- THE PROBLEM -
Filter these entries down to lines holding "coefficients".
┌──
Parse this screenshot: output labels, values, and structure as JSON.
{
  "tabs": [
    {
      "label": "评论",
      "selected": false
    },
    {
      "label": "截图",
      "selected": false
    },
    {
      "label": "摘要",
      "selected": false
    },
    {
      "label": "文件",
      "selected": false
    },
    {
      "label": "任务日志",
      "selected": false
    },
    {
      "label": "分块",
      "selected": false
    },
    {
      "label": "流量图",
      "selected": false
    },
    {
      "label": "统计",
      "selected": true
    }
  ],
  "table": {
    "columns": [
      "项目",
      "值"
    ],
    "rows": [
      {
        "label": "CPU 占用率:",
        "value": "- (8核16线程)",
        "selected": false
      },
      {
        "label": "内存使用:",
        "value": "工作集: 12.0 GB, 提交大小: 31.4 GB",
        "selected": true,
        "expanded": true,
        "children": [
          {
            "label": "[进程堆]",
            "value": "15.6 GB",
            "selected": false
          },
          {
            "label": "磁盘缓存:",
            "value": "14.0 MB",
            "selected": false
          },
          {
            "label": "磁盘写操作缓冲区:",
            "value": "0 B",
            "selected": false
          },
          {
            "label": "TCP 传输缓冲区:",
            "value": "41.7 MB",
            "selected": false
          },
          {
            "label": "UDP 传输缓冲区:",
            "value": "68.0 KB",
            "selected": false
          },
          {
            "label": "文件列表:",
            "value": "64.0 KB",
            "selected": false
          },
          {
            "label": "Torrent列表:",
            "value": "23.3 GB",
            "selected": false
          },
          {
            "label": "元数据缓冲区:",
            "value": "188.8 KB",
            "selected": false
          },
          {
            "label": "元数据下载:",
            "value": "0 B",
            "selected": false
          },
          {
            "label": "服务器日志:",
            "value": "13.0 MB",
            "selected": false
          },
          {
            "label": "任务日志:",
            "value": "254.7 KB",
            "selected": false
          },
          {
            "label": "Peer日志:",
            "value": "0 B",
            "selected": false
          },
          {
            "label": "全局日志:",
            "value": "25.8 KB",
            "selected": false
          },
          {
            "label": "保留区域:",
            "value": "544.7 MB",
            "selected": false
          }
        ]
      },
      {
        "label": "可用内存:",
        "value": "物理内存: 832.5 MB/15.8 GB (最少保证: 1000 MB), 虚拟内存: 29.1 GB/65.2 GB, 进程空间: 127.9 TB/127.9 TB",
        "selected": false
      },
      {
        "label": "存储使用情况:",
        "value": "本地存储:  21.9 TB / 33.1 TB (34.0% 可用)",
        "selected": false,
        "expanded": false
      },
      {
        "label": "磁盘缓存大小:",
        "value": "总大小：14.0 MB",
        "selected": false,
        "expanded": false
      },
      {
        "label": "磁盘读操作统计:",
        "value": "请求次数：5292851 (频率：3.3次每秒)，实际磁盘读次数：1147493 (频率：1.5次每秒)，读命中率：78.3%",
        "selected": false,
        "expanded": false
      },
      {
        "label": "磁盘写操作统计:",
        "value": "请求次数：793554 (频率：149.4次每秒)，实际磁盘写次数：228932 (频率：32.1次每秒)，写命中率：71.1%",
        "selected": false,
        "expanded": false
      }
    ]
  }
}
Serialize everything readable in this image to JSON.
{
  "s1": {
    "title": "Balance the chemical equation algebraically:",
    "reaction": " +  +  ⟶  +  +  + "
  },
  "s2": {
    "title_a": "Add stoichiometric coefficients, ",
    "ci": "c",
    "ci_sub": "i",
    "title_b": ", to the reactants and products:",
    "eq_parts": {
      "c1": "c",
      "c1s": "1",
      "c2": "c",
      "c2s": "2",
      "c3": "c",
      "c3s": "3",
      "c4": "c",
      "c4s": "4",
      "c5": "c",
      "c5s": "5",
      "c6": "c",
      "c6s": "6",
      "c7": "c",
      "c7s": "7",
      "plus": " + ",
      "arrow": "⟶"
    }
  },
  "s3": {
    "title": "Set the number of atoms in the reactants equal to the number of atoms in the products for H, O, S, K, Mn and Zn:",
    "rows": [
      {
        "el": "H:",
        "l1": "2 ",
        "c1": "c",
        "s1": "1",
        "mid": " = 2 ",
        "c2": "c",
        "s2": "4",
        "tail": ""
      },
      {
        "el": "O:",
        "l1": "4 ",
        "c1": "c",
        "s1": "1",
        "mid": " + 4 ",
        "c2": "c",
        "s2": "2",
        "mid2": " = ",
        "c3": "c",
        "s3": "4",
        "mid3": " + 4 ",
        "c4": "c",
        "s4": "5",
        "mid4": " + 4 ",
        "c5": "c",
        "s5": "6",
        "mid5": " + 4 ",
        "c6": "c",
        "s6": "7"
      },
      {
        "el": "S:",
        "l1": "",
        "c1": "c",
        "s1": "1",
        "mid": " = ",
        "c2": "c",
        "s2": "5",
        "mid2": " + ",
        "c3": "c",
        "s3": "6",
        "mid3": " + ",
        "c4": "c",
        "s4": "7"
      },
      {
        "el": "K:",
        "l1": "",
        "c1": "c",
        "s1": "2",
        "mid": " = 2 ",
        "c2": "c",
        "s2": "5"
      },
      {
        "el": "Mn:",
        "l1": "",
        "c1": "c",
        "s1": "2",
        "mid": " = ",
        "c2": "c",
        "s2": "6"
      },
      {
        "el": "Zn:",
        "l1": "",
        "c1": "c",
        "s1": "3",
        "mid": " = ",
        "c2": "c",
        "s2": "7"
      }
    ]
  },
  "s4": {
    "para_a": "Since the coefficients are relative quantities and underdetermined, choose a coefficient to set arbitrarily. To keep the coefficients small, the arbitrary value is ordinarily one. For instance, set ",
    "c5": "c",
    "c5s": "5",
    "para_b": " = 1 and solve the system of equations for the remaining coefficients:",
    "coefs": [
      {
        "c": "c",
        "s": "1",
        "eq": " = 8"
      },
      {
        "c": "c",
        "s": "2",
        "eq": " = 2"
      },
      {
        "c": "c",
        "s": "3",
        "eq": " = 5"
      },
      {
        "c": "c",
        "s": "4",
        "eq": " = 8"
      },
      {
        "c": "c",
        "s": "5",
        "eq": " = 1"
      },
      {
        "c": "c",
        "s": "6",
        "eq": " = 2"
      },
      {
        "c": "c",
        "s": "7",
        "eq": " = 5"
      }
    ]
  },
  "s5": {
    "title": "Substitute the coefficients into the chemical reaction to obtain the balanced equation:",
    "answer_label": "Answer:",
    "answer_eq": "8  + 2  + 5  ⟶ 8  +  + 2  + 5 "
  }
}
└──
- RESPONSE -
    "title_a": "Add stoichiometric coefficients, ",
    "para_a": "Since the coefficients are relative quantities and underdetermined, choose a coefficient to set arbitrarily. To keep the coefficients small, the arbitrary value is ordinarily one. For instance, set ",
    "para_b": " = 1 and solve the system of equations for the remaining coefficients:",
    "title": "Substitute the coefficients into the chemical reaction to obtain the balanced equation:",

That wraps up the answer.